RC: No, I didn’t grow up in the church. I went to Catholic school mostly, but I’m not Catholic either. It seemed like a non-secular place because Salt Lake has such a ubiquitous LDS population. The Catholic school I went to had a lot of faith diversity. It felt different than the public school system there, which didn’t have as much faith diversity. The LDS church played a role in my life because it’s part of the culture of Salt Lake City and of Utah. I feel like it was always around me. I felt very aware of the beliefs since a lot of my neighbors were LDS, so I was exposed to some of their church teachings and practices when I was a kid growing up. They were very welcoming; I would go over to my LDS neighbor’s house on Sundays for their family home evening. I have early memories like that of the LDS faith being part of my cultural community. Then I have one relative who I write a little bit about in Golden Ax, and who I’m writing a lot more about now: Abner Howell. He is my great, great grandfather and he’s a well-known LDS person in our family. Otherwise, not a lot of LDS members. I grew up thinking a lot about his conversion to the LDS faith, his testimony, and what that did for him—how that served him as a black man at that time in Utah. Those are the ways that I’ve worked around the faith in Salt Lake but it’s definitely new for me. I’ve never been to BYU, and there are a lot of things I’ve been on the outside of.

Inscape: So, you’re not quite Catholic, not quite LDS—do you have a faith? Or has faith in general been something that you have had in your life or want in your life?

RC: Yeah, I do. I have a belief in God, but I don’t think of myself as a religious person. I think of myself as more of a faithful, spiritual person. My dad’s Puerto Rican, he’s from New York, and he was raised Catholic. My mom was raised by a former LDS father. My parents were happy in whatever I believed. I always had that understanding and was able to explore God and religion and spirituality, which was a really big gift for me as a young person. And now, I have a faith in God that isn’t rooted in one specific religion, which is important to me.

Inscape: I love that. Do you have a favorite line from the poetry that you’ve written?

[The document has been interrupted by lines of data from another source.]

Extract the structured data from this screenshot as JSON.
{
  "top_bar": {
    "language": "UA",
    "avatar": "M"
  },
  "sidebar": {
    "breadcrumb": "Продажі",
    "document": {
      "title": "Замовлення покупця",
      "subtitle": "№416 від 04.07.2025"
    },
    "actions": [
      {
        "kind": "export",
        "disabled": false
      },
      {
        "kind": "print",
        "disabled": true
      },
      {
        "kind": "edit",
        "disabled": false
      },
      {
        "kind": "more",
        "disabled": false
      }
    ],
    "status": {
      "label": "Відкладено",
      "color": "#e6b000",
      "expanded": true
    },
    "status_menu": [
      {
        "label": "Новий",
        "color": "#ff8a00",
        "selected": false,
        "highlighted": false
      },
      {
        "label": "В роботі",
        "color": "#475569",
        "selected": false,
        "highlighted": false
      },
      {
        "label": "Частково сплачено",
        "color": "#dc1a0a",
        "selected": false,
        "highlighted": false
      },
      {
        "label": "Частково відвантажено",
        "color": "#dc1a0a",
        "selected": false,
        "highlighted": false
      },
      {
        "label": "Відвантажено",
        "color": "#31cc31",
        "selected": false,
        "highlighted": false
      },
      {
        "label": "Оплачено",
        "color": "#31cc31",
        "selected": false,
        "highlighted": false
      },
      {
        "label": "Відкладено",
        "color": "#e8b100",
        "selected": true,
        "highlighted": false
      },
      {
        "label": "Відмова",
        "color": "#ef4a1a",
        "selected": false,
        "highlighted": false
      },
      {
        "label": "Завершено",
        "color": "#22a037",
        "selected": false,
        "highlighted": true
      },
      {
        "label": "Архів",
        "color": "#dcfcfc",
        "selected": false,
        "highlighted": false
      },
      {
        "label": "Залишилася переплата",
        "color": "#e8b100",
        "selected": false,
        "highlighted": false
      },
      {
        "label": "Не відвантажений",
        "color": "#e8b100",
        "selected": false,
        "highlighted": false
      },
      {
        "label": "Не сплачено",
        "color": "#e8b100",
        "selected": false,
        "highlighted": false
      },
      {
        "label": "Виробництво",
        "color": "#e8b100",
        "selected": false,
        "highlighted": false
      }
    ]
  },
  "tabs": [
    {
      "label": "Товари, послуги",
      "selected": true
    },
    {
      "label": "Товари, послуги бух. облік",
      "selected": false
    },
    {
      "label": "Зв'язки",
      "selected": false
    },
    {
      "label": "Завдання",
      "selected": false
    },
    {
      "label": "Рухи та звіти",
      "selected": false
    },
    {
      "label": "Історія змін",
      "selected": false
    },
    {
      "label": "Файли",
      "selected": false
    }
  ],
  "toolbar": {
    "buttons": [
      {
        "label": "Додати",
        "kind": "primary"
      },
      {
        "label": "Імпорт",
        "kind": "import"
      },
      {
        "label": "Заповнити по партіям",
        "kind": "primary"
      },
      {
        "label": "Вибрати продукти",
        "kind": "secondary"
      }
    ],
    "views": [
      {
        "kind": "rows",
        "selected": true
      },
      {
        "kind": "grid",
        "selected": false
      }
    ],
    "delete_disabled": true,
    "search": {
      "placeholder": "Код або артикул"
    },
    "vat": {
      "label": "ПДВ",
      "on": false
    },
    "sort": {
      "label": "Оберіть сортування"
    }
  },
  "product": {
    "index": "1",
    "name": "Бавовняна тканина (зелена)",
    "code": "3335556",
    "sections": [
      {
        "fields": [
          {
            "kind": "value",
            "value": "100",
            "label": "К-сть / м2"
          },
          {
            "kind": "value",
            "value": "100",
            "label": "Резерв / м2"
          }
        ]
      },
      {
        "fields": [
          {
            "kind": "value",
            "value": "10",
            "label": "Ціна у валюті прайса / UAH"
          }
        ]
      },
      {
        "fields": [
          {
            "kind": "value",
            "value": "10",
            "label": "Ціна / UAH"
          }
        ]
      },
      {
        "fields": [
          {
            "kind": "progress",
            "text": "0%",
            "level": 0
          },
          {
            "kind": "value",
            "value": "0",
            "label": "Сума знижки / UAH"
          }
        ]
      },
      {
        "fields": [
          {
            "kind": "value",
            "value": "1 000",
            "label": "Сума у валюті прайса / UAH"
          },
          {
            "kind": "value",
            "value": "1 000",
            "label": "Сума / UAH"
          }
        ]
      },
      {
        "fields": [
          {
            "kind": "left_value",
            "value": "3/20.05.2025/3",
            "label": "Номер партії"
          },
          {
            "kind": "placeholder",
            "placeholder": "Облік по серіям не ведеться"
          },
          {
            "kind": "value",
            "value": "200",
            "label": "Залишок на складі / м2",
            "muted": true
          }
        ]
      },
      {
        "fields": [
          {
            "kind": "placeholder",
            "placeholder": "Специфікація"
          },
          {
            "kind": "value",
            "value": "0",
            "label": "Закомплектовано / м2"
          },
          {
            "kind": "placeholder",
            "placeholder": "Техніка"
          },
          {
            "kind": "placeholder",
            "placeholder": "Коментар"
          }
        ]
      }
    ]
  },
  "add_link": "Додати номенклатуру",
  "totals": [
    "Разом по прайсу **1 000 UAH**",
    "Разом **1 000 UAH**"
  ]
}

RC: Oh my gosh, that’s impossible. I don’t know. I feel I can’t answer that because it’s my poetry. I feel like it would be a weird thing to say. There are some poems that I’m really proud of that took longer to arrive than others. Sometimes you write something where you feel like, that’s exactly what you meant to say. And that’s the best feeling as a writer. Other times you’re trying to get to something, and even if you can’t quite name it, you know it’s not there yet. And then there are the times when you arrive at language in exactly the right way, the exact right order of words that you need to say something and that’s the best feeling ever.